The M.O. of this recipe is roast chicken in a hurry. The subheadline of the recipe story reads: "If you can plan ahead, by all means brine or salt your bird. But when you want dinner on the table in an hour, you need a different way to get juicy, tender chicken."
So CI promises chicken in an hour, but if you add up the minutes in the directions, you're not getting there. The chicken roasts at 450 degrees for 25 to 35 minutes; you check the bird's temperature; then turn off the oven and leave it alone in the oven for another 25 to 35 minutes. If your chicken is on the small side, you're up to at least 50 minutes when the directions call for allowing the bird to rest for 20 minutes. Last I checked, 50 plus 20 is 70 minutes. Moreover, this "hour" doesn't include the pre-oven prep of rubbing down the chicken with salt, pepper, and olive oil.
I don't think brining is a big obstacle. Yes, it takes a few hours, but they're hands-off, overnight hours. Remembering to brine is the tricky part. Once you've brined, you have another hour or two of hands-off cooking while the chicken is in the oven. I'm more interested in the hands-off cooking characteristics of roast chicken than its speed, but maybe that's just me.

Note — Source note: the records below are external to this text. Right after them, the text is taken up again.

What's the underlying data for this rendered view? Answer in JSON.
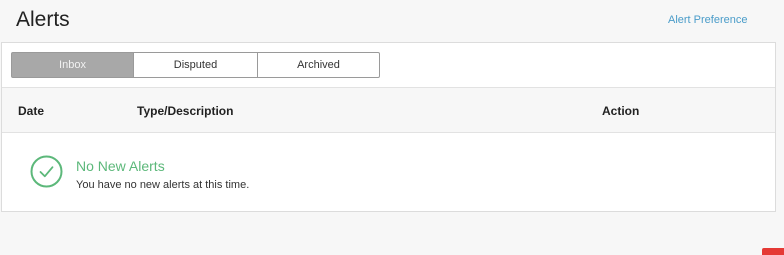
{
  "header": {
    "title": "Alerts",
    "preference_link": "Alert Preference"
  },
  "tabs": [
    {
      "label": "Inbox",
      "active": true
    },
    {
      "label": "Disputed",
      "active": false
    },
    {
      "label": "Archived",
      "active": false
    }
  ],
  "table": {
    "columns": [
      "Date",
      "Type/Description",
      "Action"
    ]
  },
  "empty_state": {
    "icon": "check-circle-icon",
    "title": "No New Alerts",
    "message": "You have no new alerts at this time."
  },
  "colors": {
    "link": "#4a9cc9",
    "success": "#5cb87a",
    "active_tab": "#a8a8a8",
    "badge": "#e53935"
  }
}
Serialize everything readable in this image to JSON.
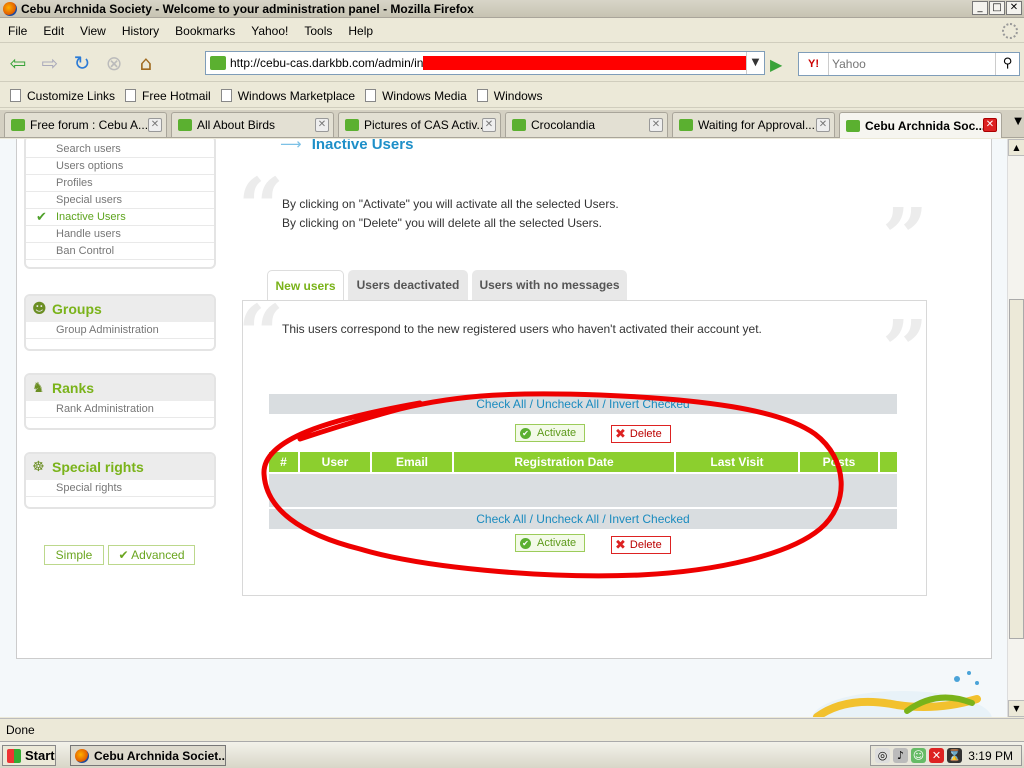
{
  "window": {
    "title": "Cebu Archnida Society - Welcome to your administration panel - Mozilla Firefox",
    "min": "_",
    "max": "□",
    "close": "✕"
  },
  "menu": {
    "items": [
      {
        "label": "File"
      },
      {
        "label": "Edit"
      },
      {
        "label": "View"
      },
      {
        "label": "History"
      },
      {
        "label": "Bookmarks"
      },
      {
        "label": "Yahoo!"
      },
      {
        "label": "Tools"
      },
      {
        "label": "Help"
      }
    ]
  },
  "nav": {
    "url": "http://cebu-cas.darkbb.com/admin/inde",
    "search_engine": "Y!",
    "search_placeholder": "Yahoo"
  },
  "bookmarks": [
    {
      "label": "Customize Links"
    },
    {
      "label": "Free Hotmail"
    },
    {
      "label": "Windows Marketplace"
    },
    {
      "label": "Windows Media"
    },
    {
      "label": "Windows"
    }
  ],
  "tabs": [
    {
      "label": "Free forum : Cebu A..."
    },
    {
      "label": "All About Birds"
    },
    {
      "label": "Pictures of CAS Activ..."
    },
    {
      "label": "Crocolandia"
    },
    {
      "label": "Waiting for Approval..."
    },
    {
      "label": "Cebu Archnida Soc..."
    }
  ],
  "sidebar": {
    "users_links": [
      {
        "label": "Search users"
      },
      {
        "label": "Users options"
      },
      {
        "label": "Profiles"
      },
      {
        "label": "Special users"
      },
      {
        "label": "Inactive Users"
      },
      {
        "label": "Handle users"
      },
      {
        "label": "Ban Control"
      }
    ],
    "groups": {
      "title": "Groups",
      "link": "Group Administration"
    },
    "ranks": {
      "title": "Ranks",
      "link": "Rank Administration"
    },
    "special": {
      "title": "Special rights",
      "link": "Special rights"
    },
    "mode_simple": "Simple",
    "mode_advanced": "Advanced"
  },
  "main": {
    "title": "Inactive Users",
    "intro_line1": "By clicking on \"Activate\" you will activate all the selected Users.",
    "intro_line2": "By clicking on \"Delete\" you will delete all the selected Users.",
    "subtabs": [
      {
        "label": "New users"
      },
      {
        "label": "Users deactivated"
      },
      {
        "label": "Users with no messages"
      }
    ],
    "panel_text": "This users correspond to the new registered users who haven't activated their account yet.",
    "check_all": "Check All",
    "uncheck_all": "Uncheck All",
    "invert_checked": "Invert Checked",
    "sep": " / ",
    "activate_label": "Activate",
    "delete_label": "Delete",
    "columns": [
      "#",
      "User",
      "Email",
      "Registration Date",
      "Last Visit",
      "Posts"
    ]
  },
  "status": {
    "text": "Done"
  },
  "taskbar": {
    "start": "Start",
    "task": "Cebu Archnida Societ...",
    "clock": "3:19 PM"
  },
  "annotation_color": "#ee0000"
}
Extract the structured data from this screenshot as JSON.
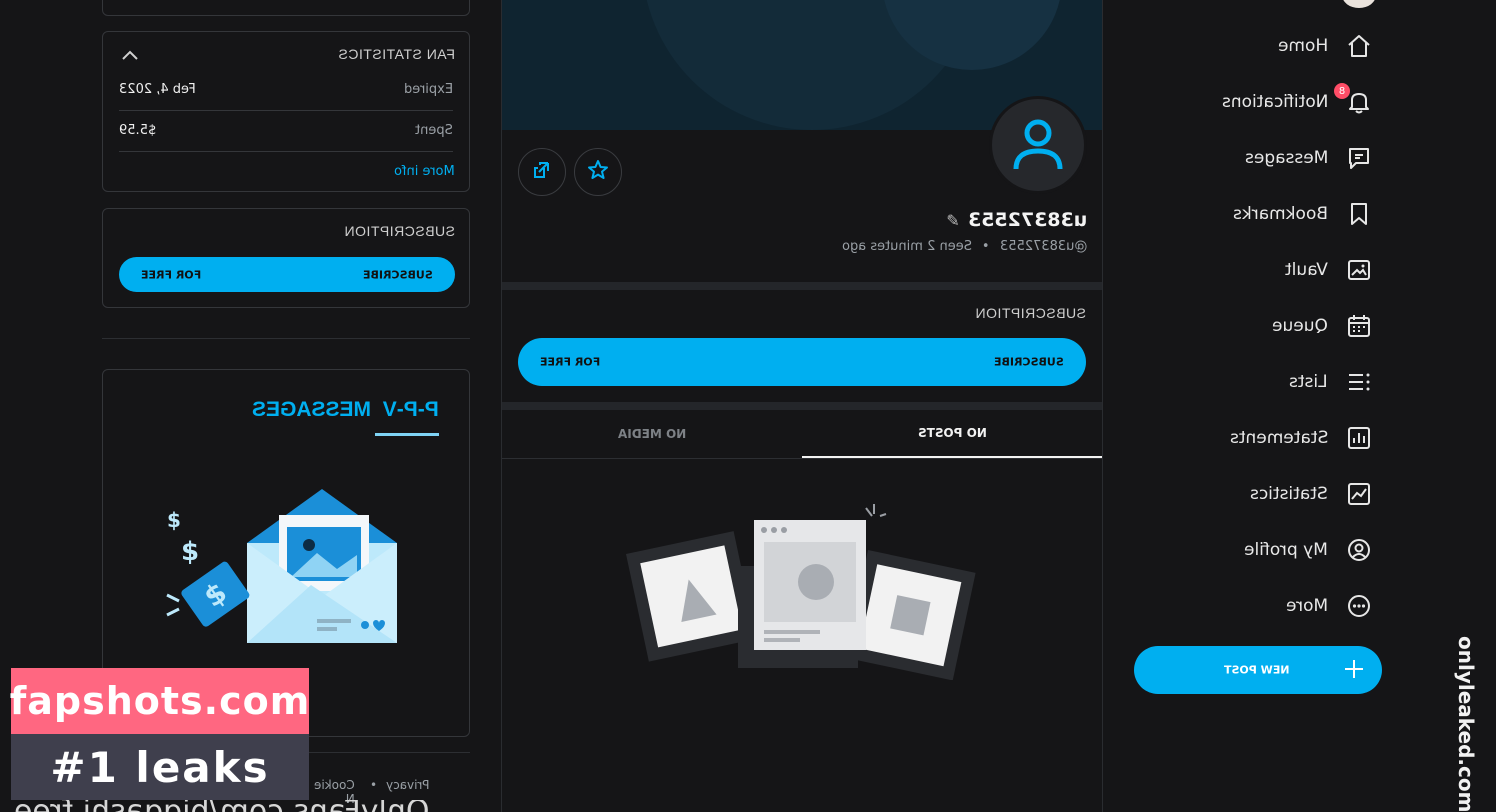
{
  "fan_statistics": {
    "title": "FAN STATISTICS",
    "rows": [
      {
        "label": "Expired",
        "value": "Feb 4, 2023"
      },
      {
        "label": "Spent",
        "value": "$5.59"
      }
    ],
    "more_info": "More info"
  },
  "left_subscription": {
    "title": "SUBSCRIPTION",
    "subscribe": "SUBSCRIBE",
    "price": "FOR FREE"
  },
  "promo": {
    "title": "P-P-V  MESSAGES"
  },
  "footer": {
    "privacy": "Privacy",
    "cookie": "Cookie N",
    "url_partial": "OnlyFans.com/biggashi free"
  },
  "profile": {
    "name": "u38372553",
    "handle": "@u38372553",
    "seen": "Seen 2 minutes ago"
  },
  "subscription": {
    "title": "SUBSCRIPTION",
    "subscribe": "SUBSCRIBE",
    "price": "FOR FREE"
  },
  "tabs": [
    {
      "label": "NO POSTS",
      "active": true
    },
    {
      "label": "NO MEDIA",
      "active": false
    }
  ],
  "nav": {
    "items": [
      {
        "label": "Home",
        "icon": "home-icon"
      },
      {
        "label": "Notifications",
        "icon": "bell-icon",
        "badge": "8"
      },
      {
        "label": "Messages",
        "icon": "message-icon"
      },
      {
        "label": "Bookmarks",
        "icon": "bookmark-icon"
      },
      {
        "label": "Vault",
        "icon": "vault-icon"
      },
      {
        "label": "Queue",
        "icon": "calendar-icon"
      },
      {
        "label": "Lists",
        "icon": "lists-icon"
      },
      {
        "label": "Statements",
        "icon": "statements-icon"
      },
      {
        "label": "Statistics",
        "icon": "statistics-icon"
      },
      {
        "label": "My profile",
        "icon": "profile-icon"
      },
      {
        "label": "More",
        "icon": "more-icon"
      }
    ],
    "new_post": "NEW POST"
  },
  "watermark": {
    "line1": "fapshots.com",
    "line2": "#1 leaks",
    "side": "onlyleaked.com"
  },
  "colors": {
    "accent": "#00aff0",
    "background": "#151517",
    "badge": "#ff4d67",
    "watermark_pink": "#ff6781"
  }
}
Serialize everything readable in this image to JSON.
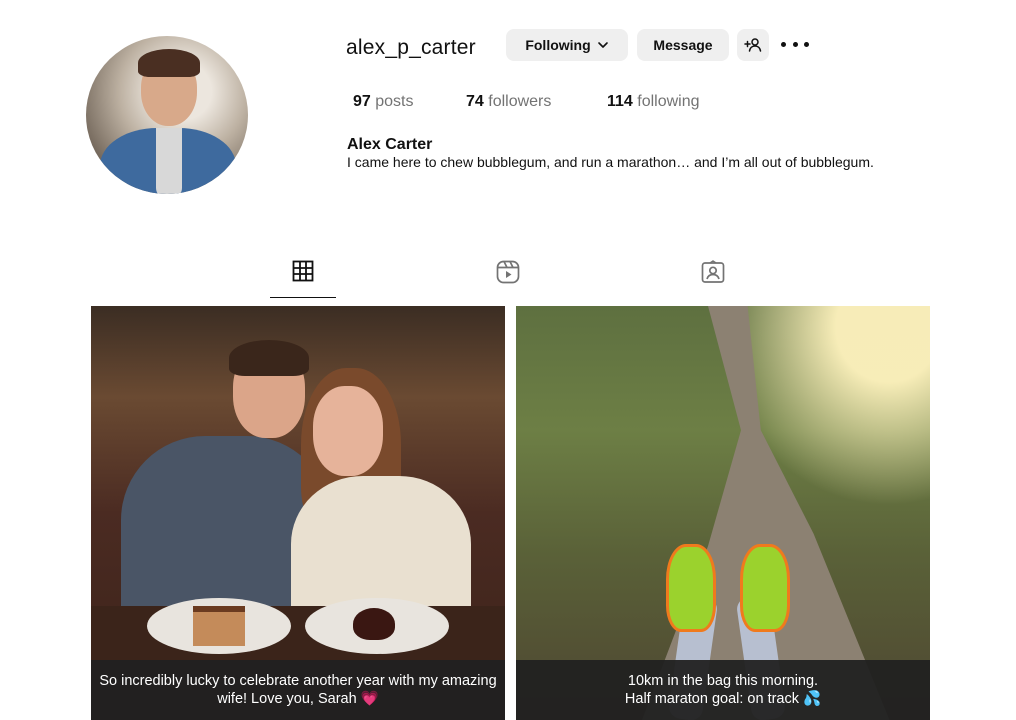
{
  "profile": {
    "username": "alex_p_carter",
    "full_name": "Alex Carter",
    "bio": "I came here to chew bubblegum, and run a marathon… and I’m all out of bubblegum."
  },
  "actions": {
    "following_label": "Following",
    "message_label": "Message"
  },
  "stats": {
    "posts_count": "97",
    "posts_label": "posts",
    "followers_count": "74",
    "followers_label": "followers",
    "following_count": "114",
    "following_label": "following"
  },
  "tabs": [
    {
      "icon": "grid-icon",
      "active": true
    },
    {
      "icon": "reels-icon",
      "active": false
    },
    {
      "icon": "tagged-icon",
      "active": false
    }
  ],
  "posts": [
    {
      "caption": "So incredibly lucky to celebrate another year with my amazing\nwife! Love you, Sarah 💗"
    },
    {
      "caption": "10km in the bag this morning.\nHalf maraton goal: on track 💦"
    }
  ],
  "colors": {
    "button_bg": "#efefef",
    "muted_text": "#737373",
    "caption_bg": "#212121"
  }
}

Enough bellyaching; here's what I liked about the recipe! The chicken was very moist and flavorful, both dark and white meat. The skin wasn't soggy, and the bird was very nice looking. I also loved the dead-simple seasoning (salt and pepper) and prep (rub in olive oil and S&P). We also made the tarragon-lemon pan sauce, and it had a bright, zingy flavor that paired well with the savory meat. I have to give CI credit for rocking the pan sauce better than anyone; the magazine's sauces never disappoint.
We found lots of ways to serve the chicken. Roasting it was just the beginning.
Will I make this again?
Like I said before, brining doesn't really bring me down, so I'd rather roast the chicken longer at a lower temp than have my house filled with smoke, especially when I want roast chicken in the winter and can't open windows.
How long did it take?
We were closer to 35 plus 35 plus 20 minutes for resting, which is closer to 90 minutes. It took about 10 minutes to prep the bird, but pre-heating the oven was at least 15 minutes. Getting to 450 takes a while.
Servings and leftover situation?
The first night, MVH and I each had a serving. The following night we each had another serving with the pan sauce. Over two more nights, we made three chicken-black-bean-and-cheese quesadillas; I had a serving of chicken salad, and MVH had another serving of chicken and pan sauce. It was a biggish bird, but we weren't taking very big servings. We're pretty good at stretching and re-imagining entrees.
Cost of meal?
I had kosher salt, pepper, and olive oil in my pantry. The chicken, which was about four-and-a-half pounds, was $11.35. For the pan sauce, the shallot was 38 cents; the Dijon mustard was $2.99; I had butter; the tarragon was $2.29; and a lemon was 75 cents. I actually think the grocery charged me the wrong price for the chicken broth, which should have been about $4. The total of these ingredients is $21.76, but remember that I used only a fraction of the mustard, tarragon, and broth. The bulk of the cost was the chicken, and we got nine reasonable meals out of the bird.
Let's crunch some numbers:
$21.76 / 9 = $2.42
$11.35 / 9 = $1.26
A cost per serving between those two figures is pretty darn good. Viva El Gallo!
Labels: challenge, chicken, Cook's Illustrated, process